  2. Lightly brush a griddle or nonstick skillet with oil; heat over medium-high heat. Working in batches and using a scant 1/4 cup for each pancake, scoop the batter onto the hot pan. Using a spoon or small offset spatula, lightly flatten and spread each pancake about 1/4 inch thick. Cook until golden brown, about 2 minutes per side. Brush the pan with more oil as needed between batches. If desired, serve the pancakes with maple syrup.

Nutrition Facts (per serving)

364 Calories
29g Fat
15g Carbs
11g Protein
Nutrition Facts
Servings Per Recipe 4
Serving Size 3 pancakes
Calories 364
% Daily Value *
Total Carbohydrate 15g 5%
Dietary Fiber 9g 32%
Total Sugars 3g
Protein 11g 22%
Total Fat 29g 37%
Saturated Fat 10g 50%
Cholesterol 209mg 70%
Vitamin A 484IU 10%
Sodium 413mg 18%
Potassium 69mg 1%

Nutrition information is calculated by a registered dietitian using an ingredient database but should be considered an estimate.

* Daily Values (DVs) are the recommended amounts of nutrients to consume each day.
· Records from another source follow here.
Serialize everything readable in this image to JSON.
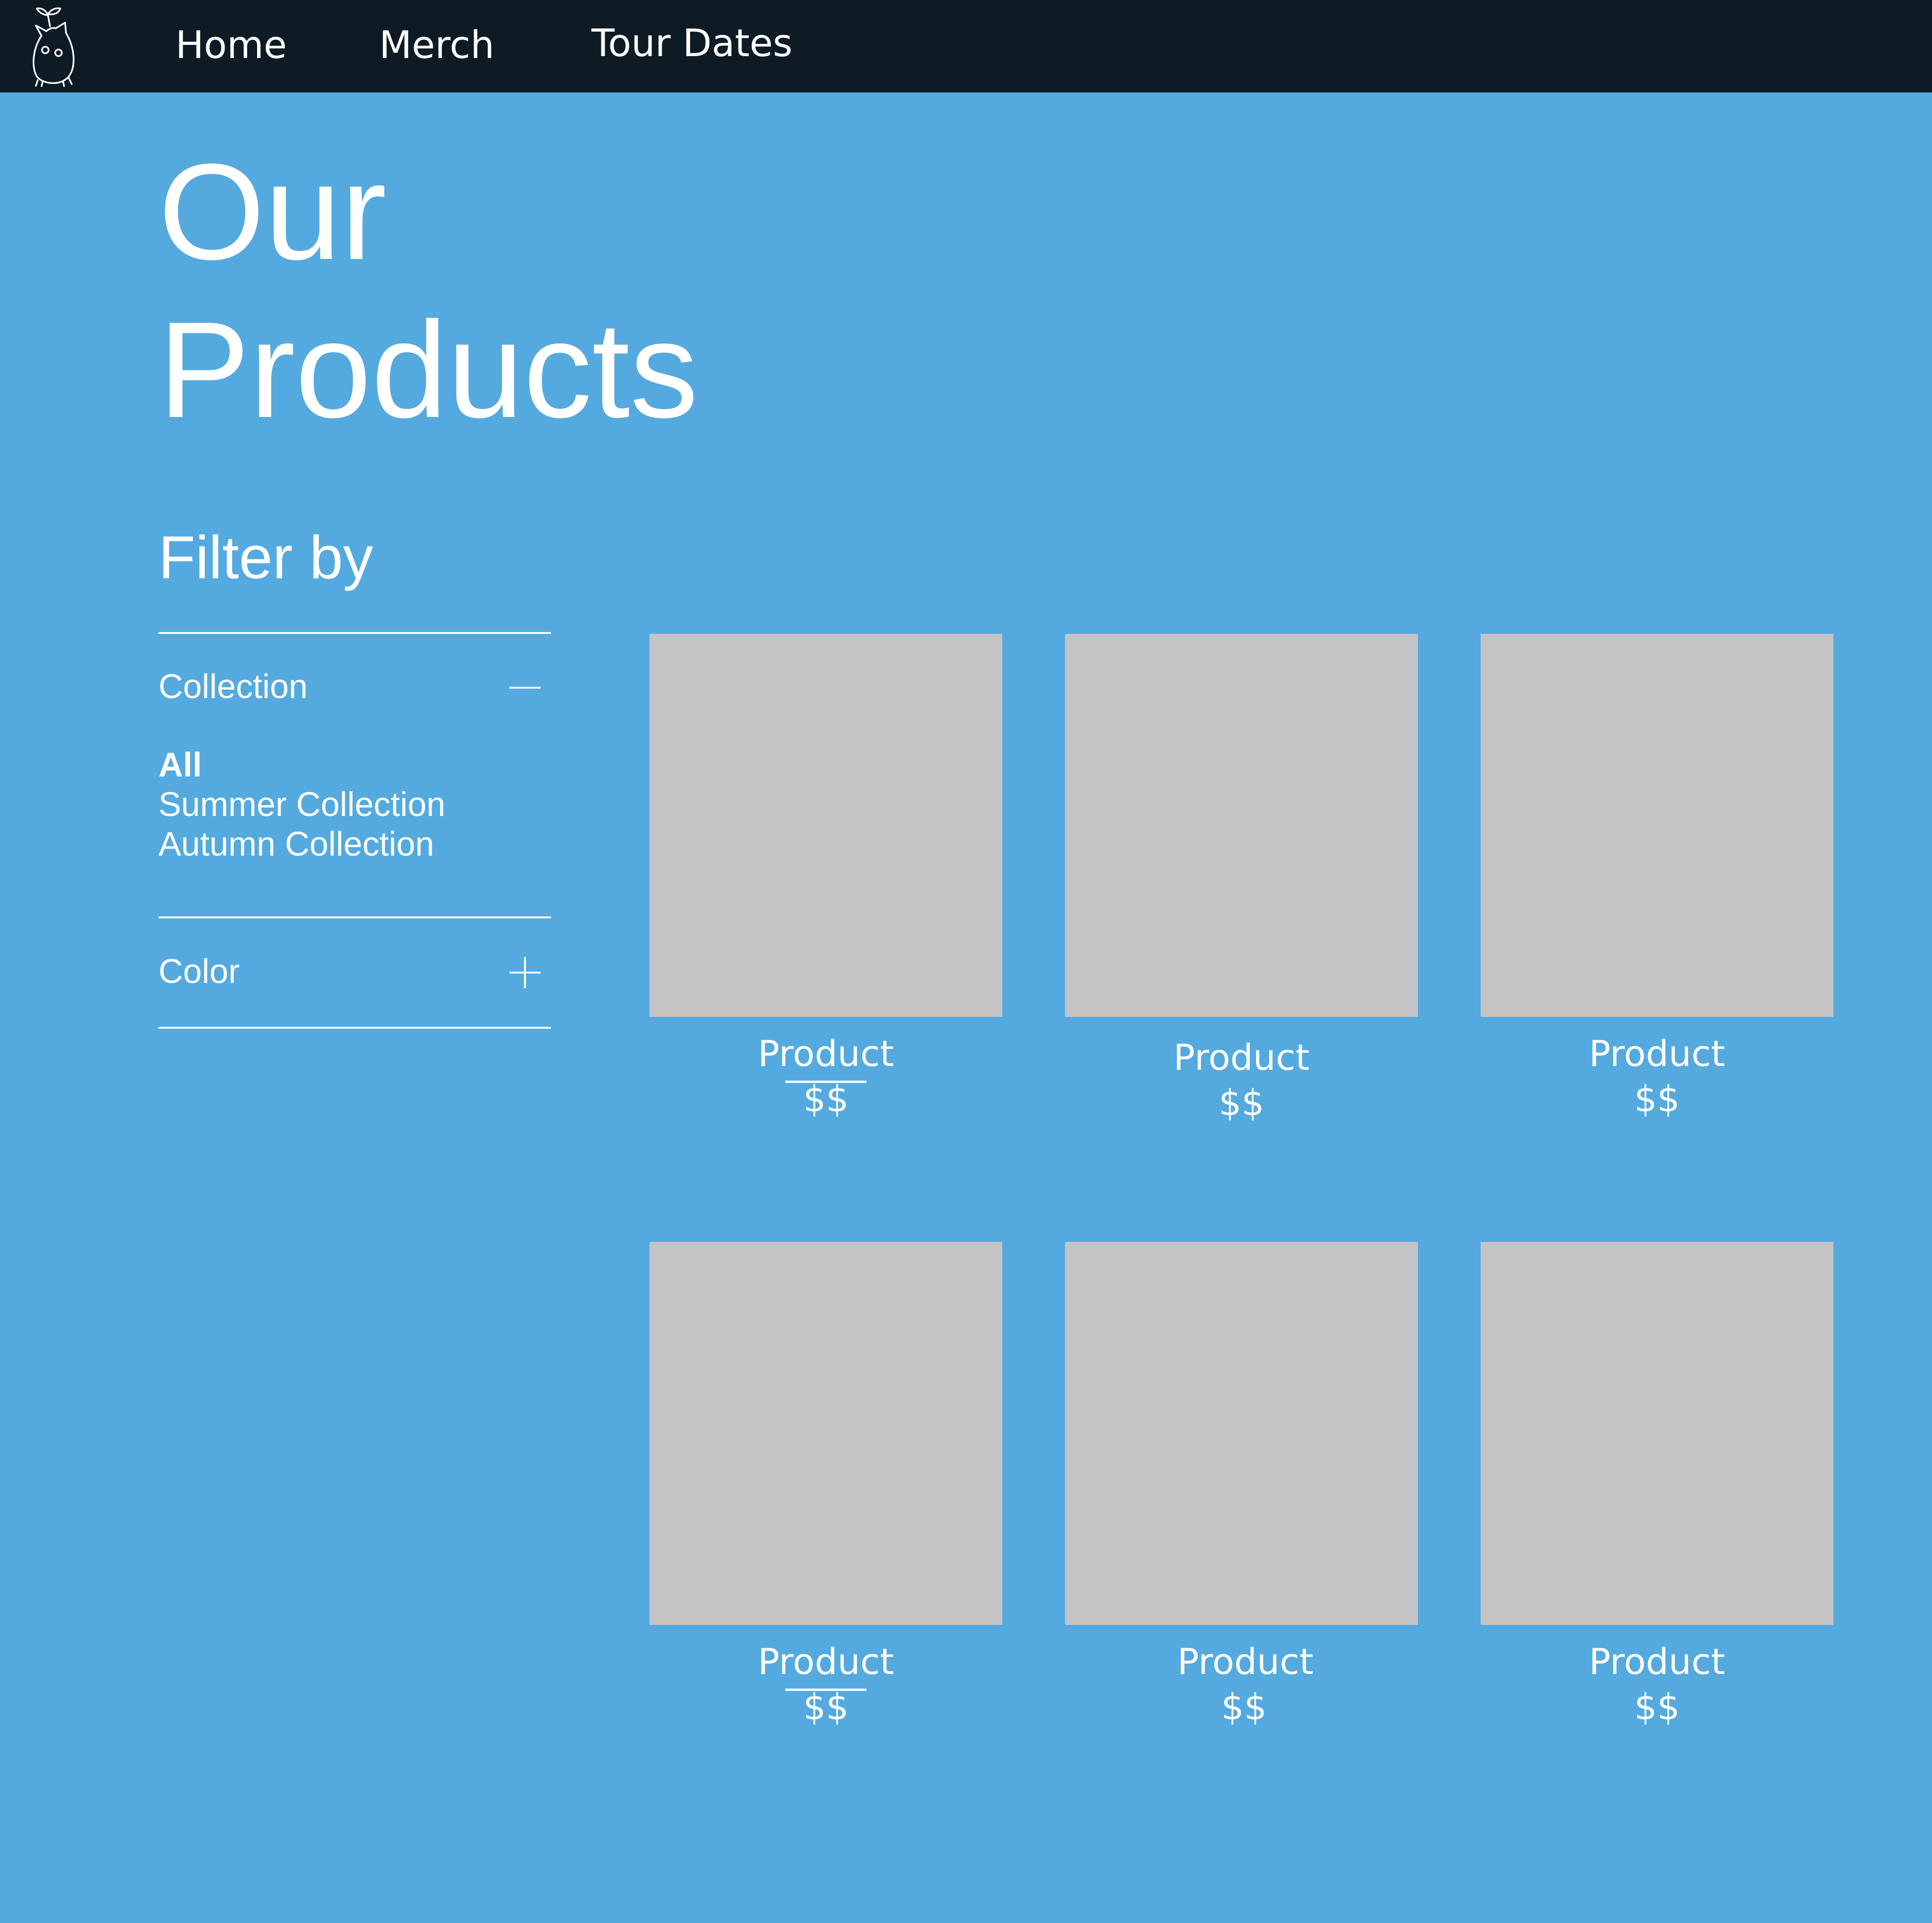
{
  "colors": {
    "background": "#54AADF",
    "navbar": "#0E1B25",
    "text": "#FFFFFF",
    "image_placeholder": "#C4C4C4"
  },
  "navbar": {
    "logo_icon": "sprout-creature-logo-icon",
    "links": [
      {
        "label": "Home"
      },
      {
        "label": "Merch"
      },
      {
        "label": "Tour Dates"
      }
    ]
  },
  "page": {
    "title_line_1": "Our",
    "title_line_2": "Products"
  },
  "filters": {
    "heading": "Filter by",
    "collection": {
      "label": "Collection",
      "toggle_icon": "minus-icon",
      "expanded": true,
      "options": [
        "All",
        "Summer Collection",
        "Autumn Collection"
      ],
      "selected": "All"
    },
    "color": {
      "label": "Color",
      "toggle_icon": "plus-icon",
      "expanded": false
    }
  },
  "products": [
    {
      "name": "Product",
      "price": "$$",
      "underlined": true
    },
    {
      "name": "Product",
      "price": "$$",
      "underlined": false
    },
    {
      "name": "Product",
      "price": "$$",
      "underlined": false
    },
    {
      "name": "Product",
      "price": "$$",
      "underlined": true
    },
    {
      "name": "Product",
      "price": "$$",
      "underlined": false
    },
    {
      "name": "Product",
      "price": "$$",
      "underlined": false
    }
  ]
}
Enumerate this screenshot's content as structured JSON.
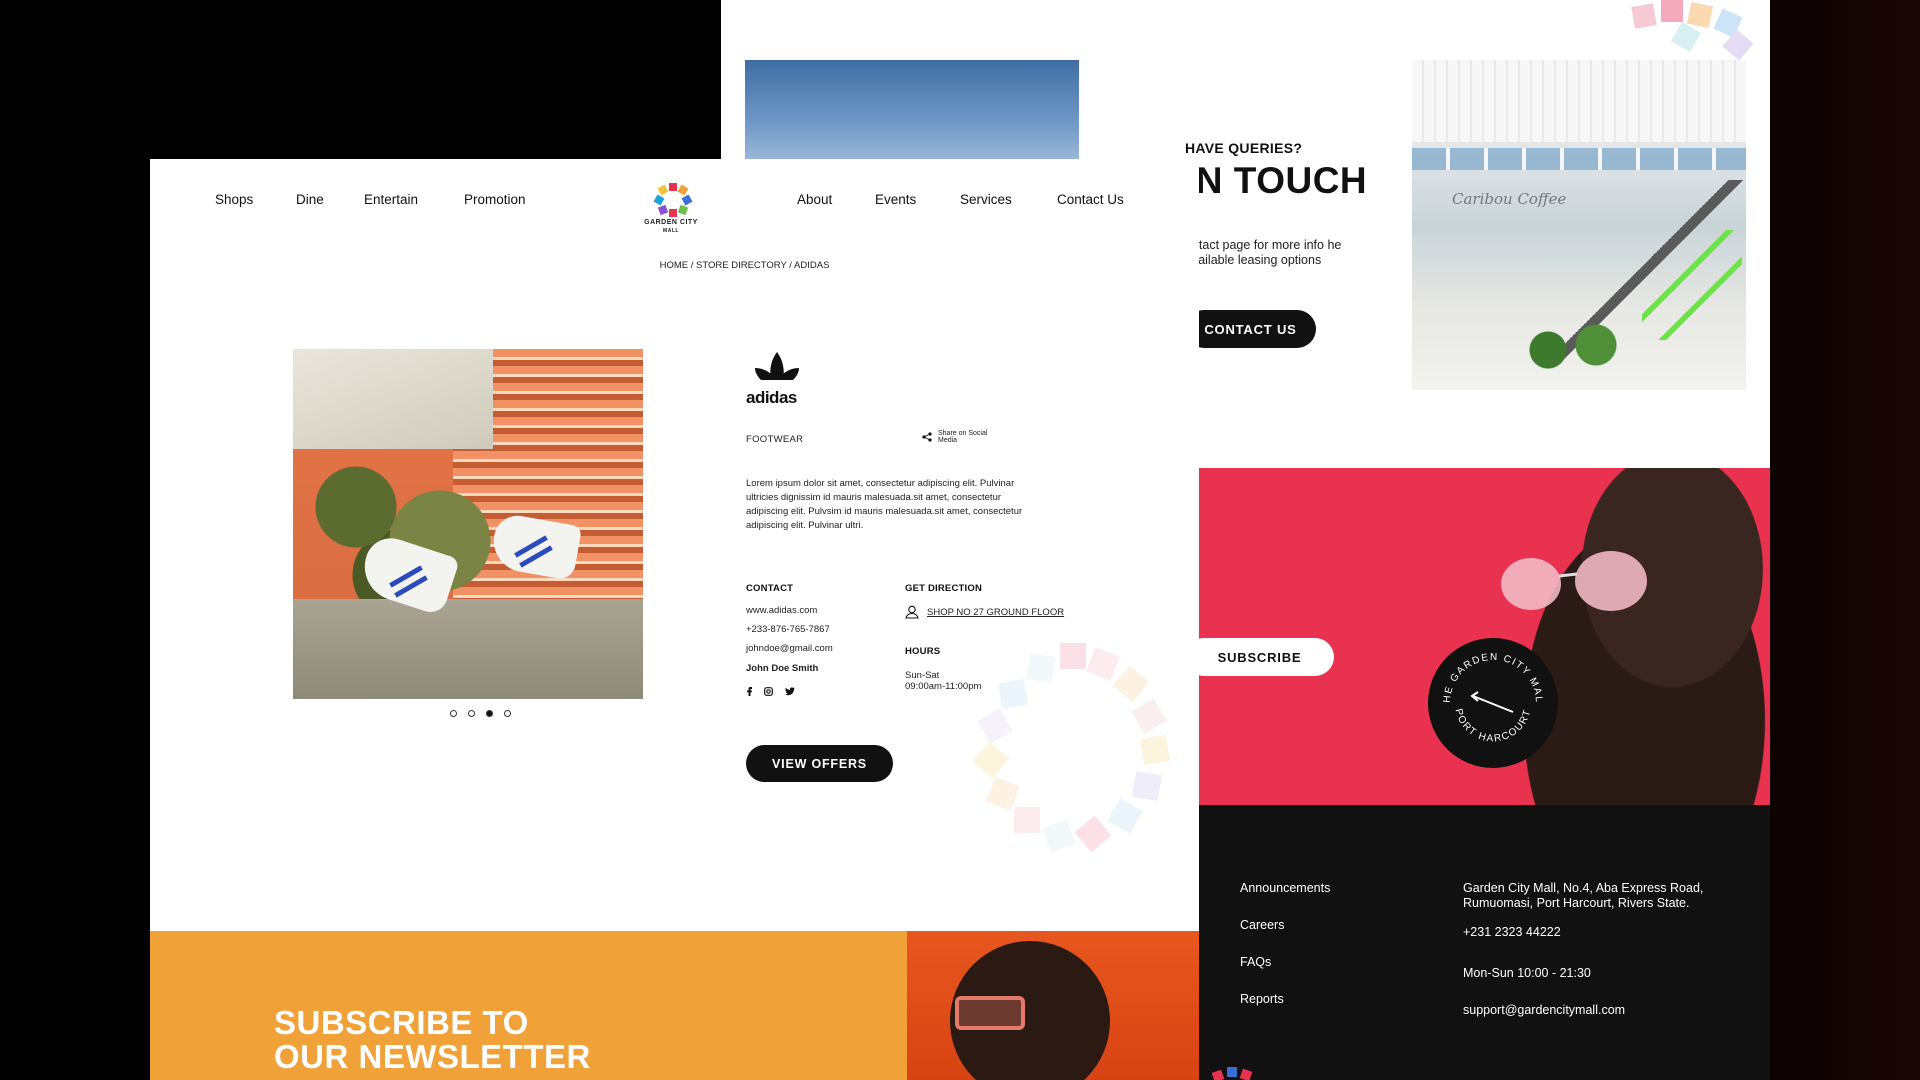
{
  "back_page": {
    "queries_label": "HAVE QUERIES?",
    "headline": "IN TOUCH",
    "contact_text": "ontact page for more info he available leasing options",
    "contact_button": "CONTACT US",
    "coffee_sign": "Caribou Coffee",
    "subscribe_button": "SUBSCRIBE",
    "seal_text_top": "THE GARDEN CITY MALL",
    "seal_text_bottom": "PORT HARCOURT",
    "footer_links": [
      "Announcements",
      "Careers",
      "FAQs",
      "Reports"
    ],
    "address": "Garden City Mall, No.4, Aba Express Road, Rumuomasi, Port Harcourt, Rivers State.",
    "phone": "+231 2323 44222",
    "opening_hours": "Mon-Sun 10:00 - 21:30",
    "email": "support@gardencitymall.com"
  },
  "nav": {
    "left": [
      "Shops",
      "Dine",
      "Entertain",
      "Promotion"
    ],
    "right": [
      "About",
      "Events",
      "Services",
      "Contact Us"
    ],
    "logo_text_line1": "GARDEN CITY",
    "logo_text_line2": "MALL"
  },
  "breadcrumb": "HOME / STORE DIRECTORY / ADIDAS",
  "store": {
    "brand": "adidas",
    "category": "FOOTWEAR",
    "share_label": "Share on Social Media",
    "description": "Lorem ipsum dolor sit amet, consectetur adipiscing elit. Pulvinar ultricies dignissim id mauris malesuada.sit amet, consectetur adipiscing elit. Pulvsim id mauris malesuada.sit amet, consectetur adipiscing elit. Pulvinar ultri.",
    "contact_heading": "CONTACT",
    "website": "www.adidas.com",
    "phone": "+233-876-765-7867",
    "email": "johndoe@gmail.com",
    "contact_name": "John Doe Smith",
    "direction_heading": "GET DIRECTION",
    "location": "SHOP NO 27 GROUND FLOOR",
    "hours_heading": "HOURS",
    "days": "Sun-Sat",
    "hours": "09:00am-11:00pm",
    "offers_button": "VIEW OFFERS",
    "carousel": {
      "count": 4,
      "active": 3
    }
  },
  "newsletter": {
    "line1": "SUBSCRIBE TO",
    "line2": "OUR NEWSLETTER"
  },
  "colors": {
    "pink_band": "#e8324f",
    "orange_band": "#f0a137",
    "dark": "#111111"
  }
}
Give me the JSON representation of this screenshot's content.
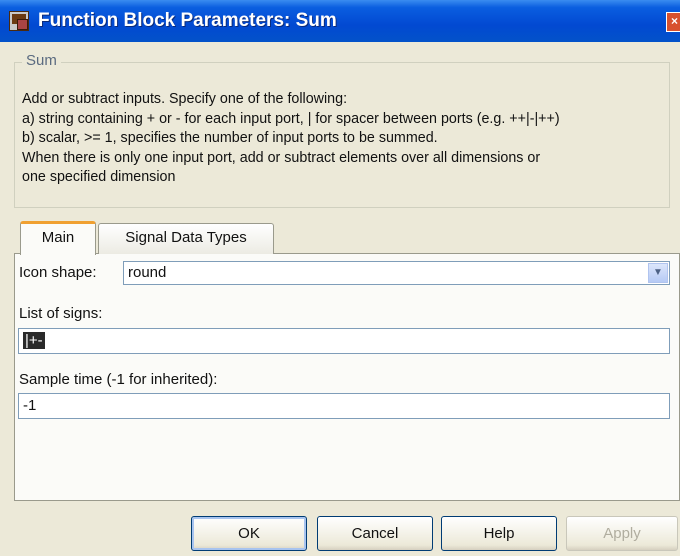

Percent Daily Value (%DV) found on nutrition labels tells you how much a serving of a particular food or recipe contributes to each of those total recommended amounts. Per the Food and Drug Administration (FDA), the daily value is based on a standard 2,000 calorie diet. Depending on your calorie needs or if you have a health condition, you may need more or less of particular nutrients. (For example, it’s recommended that people following a heart-healthy diet eat less sodium on a daily basis compared to those following a standard diet.)

(-) Information is not currently available for this nutrient. If you are following a special diet for medical reasons, be sure to consult with your primary care provider or a registered dietitian to better understand your personal nutrition needs.

Related Articles